Limahuli Garden and Preserve is a pu`uhonua (“place of refuge”) for the original ecological systems of Kaua‘i at the time of first contact, when the Polynesian voyagers arrived. The connections between the settlers and the land are preserved to this day, and indigenous traditions are still practiced and revered. A rich tapestry of terraced taro fields and lush green native forests greet the visitor, and this is one of the few valleys spared the onslaught of invasive species so problematic elsewhere in the Isles. Native and “canoe” plants (those brought by the voyagers) flourish here; from koa to taro, each species provided vital medicinal, economical, and practical applications to native Hawaiians.

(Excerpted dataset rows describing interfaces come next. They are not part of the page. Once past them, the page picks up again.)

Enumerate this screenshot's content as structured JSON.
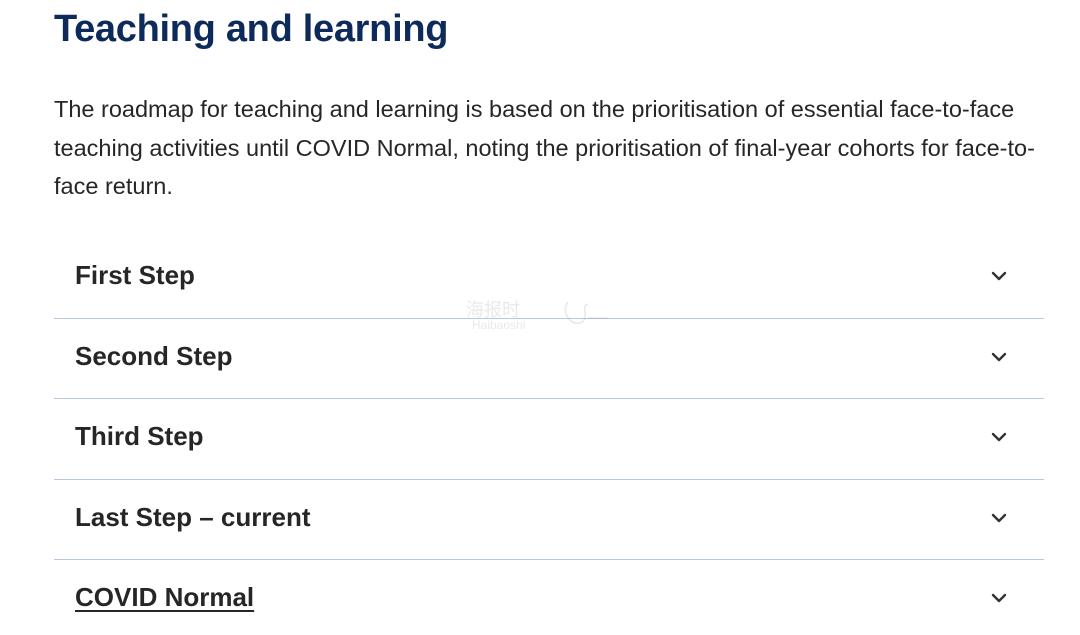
{
  "page": {
    "title": "Teaching and learning",
    "intro": "The roadmap for teaching and learning is based on the prioritisation of essential face-to-face teaching activities until COVID Normal, noting the prioritisation of final-year cohorts for face-to-face return."
  },
  "accordion": {
    "items": [
      {
        "label": "First Step",
        "icon": "chevron-down-icon"
      },
      {
        "label": "Second Step",
        "icon": "chevron-down-icon"
      },
      {
        "label": "Third Step",
        "icon": "chevron-down-icon"
      },
      {
        "label": "Last Step – current",
        "icon": "chevron-down-icon"
      },
      {
        "label": "COVID Normal",
        "icon": "chevron-down-icon"
      }
    ]
  },
  "watermark": {
    "text": "海报时",
    "sub": "Haibaoshi"
  },
  "colors": {
    "title": "#0d2a5a",
    "text": "#262626",
    "divider": "#b9c9dd",
    "chevron": "#333333"
  }
}
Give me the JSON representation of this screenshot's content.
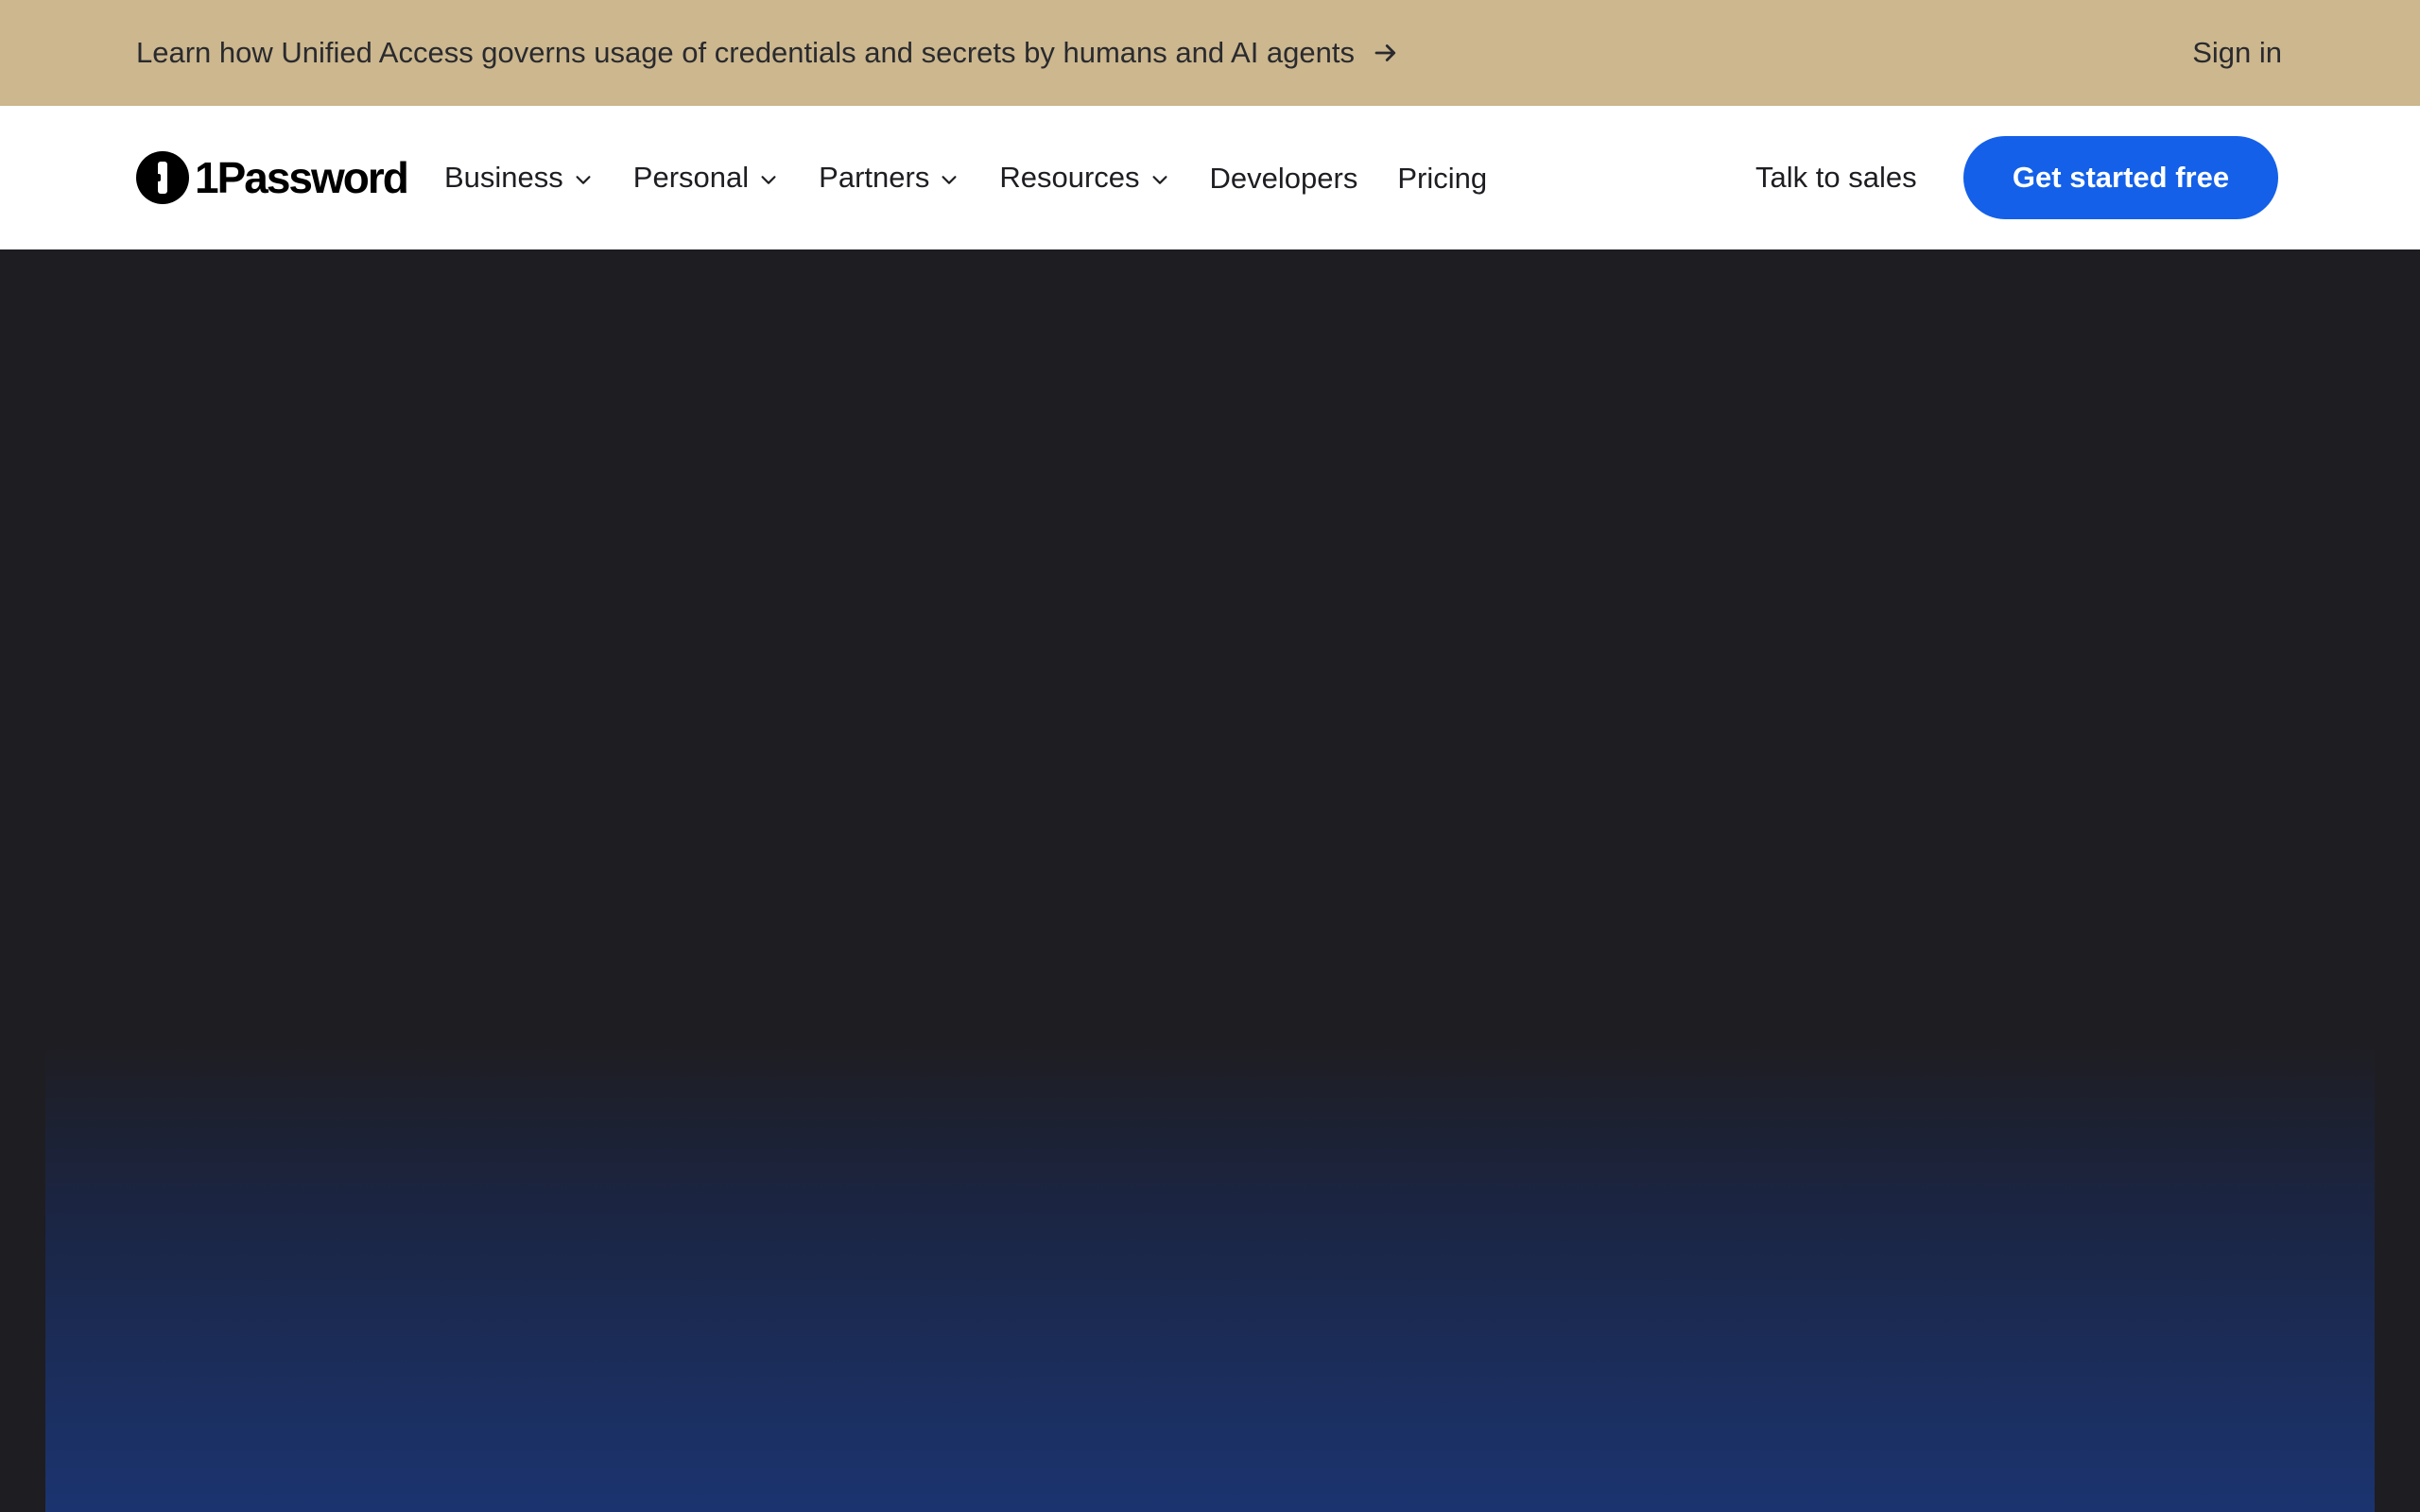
{
  "announcement": {
    "text": "Learn how Unified Access governs usage of credentials and secrets by humans and AI agents",
    "arrow_icon": "arrow-right-icon",
    "background": "#ccb78e"
  },
  "header": {
    "sign_in": "Sign in"
  },
  "brand": {
    "name": "1Password",
    "logo_icon": "1password-keyhole-icon"
  },
  "nav": {
    "items": [
      {
        "label": "Business",
        "has_dropdown": true
      },
      {
        "label": "Personal",
        "has_dropdown": true
      },
      {
        "label": "Partners",
        "has_dropdown": true
      },
      {
        "label": "Resources",
        "has_dropdown": true
      },
      {
        "label": "Developers",
        "has_dropdown": false
      },
      {
        "label": "Pricing",
        "has_dropdown": false
      }
    ],
    "talk_to_sales": "Talk to sales",
    "cta": "Get started free",
    "cta_color": "#1460e8"
  },
  "hero": {
    "background": "#1e1d22",
    "gradient_bottom": "#1b3470"
  }
}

Learn about the intimate and intricate connections that tied these plant species to the life, culture, and very survival of the first Hawaiians, and see traditional practices still in place.
The Limahuli Garden and Preserve is open Tuesday through Saturday, from 9am to 5:30pm (early check-in for tours is recommended). A variety of tours are available, from self-guided walking tours to educational walks to private interactive experiences. Reservations for guided tours are required, and most walking tours take 1.5-2 hours.
Whether you venture out on your own or with a guide, you will experience beautiful wooded forests and sunny fields of tropical flowers. Forests full of native birdsongs and babbling brooks form the soundtrack for your stroll along peaceful pathways, and you can see first-hand the delicate balance between working the land and protecting the natural environment from the devastating effects invasive species have on the natural ecosystem. Learn the legends and myths of the valley, and watch as history comes alive before your very eyes.
NOTE: After the historic and tragic flooding in the spring of 2018, the garden is currently closed at this time while undergoing repairs. Please check their website for updates or to make donations to aid the recovery efforts.